All four candidates running to retain their seats on the Spring Grove Village Board have some commonalities.
They all have served on the village’s Planning and Zoning Commission previously. Three out of the four were originally appointed to their seats after either the resignation or death of a previous board member.
There are three four-year seats and one two-year seat up for election on April 4. All four candidates are incumbents running to retain their positions.
The biggest issues facing the village now, they said, was continuing to expand the village’s water system and in turn using that system to attract more businesses.
Mike Gajewski was appointed to the Village Board eight months ago when Trustee Kelly Popelka was named the new village clerk. Before that appointment, Gajewski was the Planning and Zoning Commission chairman.
For the past two years, the board has been working to expand the village water system and water infrastructure overall. “It will allow us to grow and develop property that was not connected to water” previously, Gajewski said.
A majority of existing Spring Grove homes are on 1-acre lots, as mandated by village ordinances, and on well and septic.
That will not change, said Katie Fitzgerald, also running for one of the four-year terms. She served on the architectural review committee and the Planning and Zoning Commission before being appointed to Trustee Thomas Sanders’ seat after his July 1 death.
“Right now the water supply is gong to commercial properties,” Fitzgerald said.
The board doesn’t currently have any plans, she said, “to put existing homes on the water supply or force future homes” to connect to village systems.

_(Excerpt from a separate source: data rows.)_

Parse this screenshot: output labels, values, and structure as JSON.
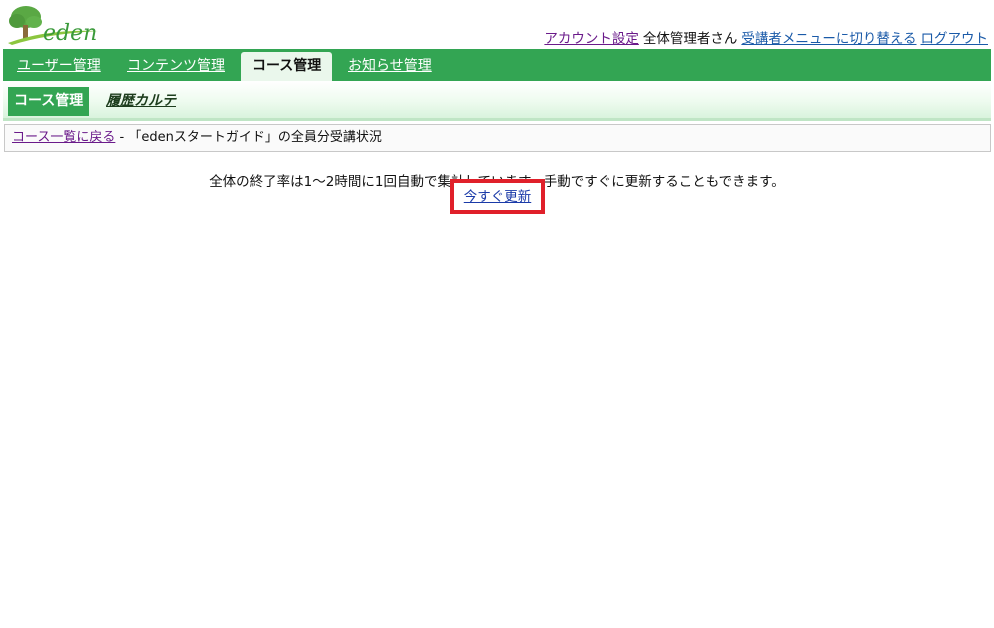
{
  "header": {
    "logo_text": "eden",
    "account_settings": "アカウント設定",
    "user_name": "全体管理者さん",
    "switch_menu": "受講者メニューに切り替える",
    "logout": "ログアウト"
  },
  "main_nav": {
    "tabs": [
      {
        "label": "ユーザー管理",
        "active": false
      },
      {
        "label": "コンテンツ管理",
        "active": false
      },
      {
        "label": "コース管理",
        "active": true
      },
      {
        "label": "お知らせ管理",
        "active": false
      }
    ]
  },
  "sub_nav": {
    "tabs": [
      {
        "label": "コース管理",
        "active": true
      },
      {
        "label": "履歴カルテ",
        "active": false
      }
    ]
  },
  "breadcrumb": {
    "back_link": "コース一覧に戻る",
    "separator": " - ",
    "current": "「edenスタートガイド」の全員分受講状況"
  },
  "main": {
    "message": "全体の終了率は1～2時間に1回自動で集計しています。手動ですぐに更新することもできます。",
    "refresh_link": "今すぐ更新"
  },
  "colors": {
    "nav_green": "#33a553",
    "highlight_red": "#e0202a",
    "link_blue": "#1a5aa8",
    "visited_purple": "#6a1a8a"
  }
}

That does not mean that if a developer came to Spring Grove seeking a multi-family townhome or similar project, they could not consider connecting those to the water system, said Mike Lee, who is running to fill the open two-year seat.
“I don’t think there is anything the village shouldn’t be look at it. Saying no before (a developer) comes to down isn’t a good strategy for me,” Lee said.
He hears from older residents who might not want to continue maintaining an home on a one-acre lot but want to stay in Spring Grove, Lee said. “Younger residents, they want a smaller place to live.”
Jeffrey Letzter agreed that different types of housing may be needed in Spring Grove. “A lot of the board members would be wiling to look at nice, upscale, higher density (units). Empty-nesters would like to stay in the village and not be burdened with maintenance ... as we age in place.”
Letzter was appointed to the Village Board in 2015, then ran for a two-year term in 2017 and was reelected in 2019. Again, he served on the Planning and Zoning Commission prior to 2105.
Expanding water and sewer services for Spring Grove had a large price tag and takes a lot of work, Letzter said. Payoff for the work is seen with the addition of a Casey’s convenience store and a Walgreen’s.
“Having water available really helps the corridor, to bring (buildings) up to date,” Letzter said.
CORRECTION: This article has been updated to clarify the Spring Grove Village Board’s position on requiring existing and future homes to hook up to the village’s water system. The board doesn’t currently have any plans, Trustee Katie Fitzgerald said, “to put existing homes on the water supply or force future homes” to connect to village systems.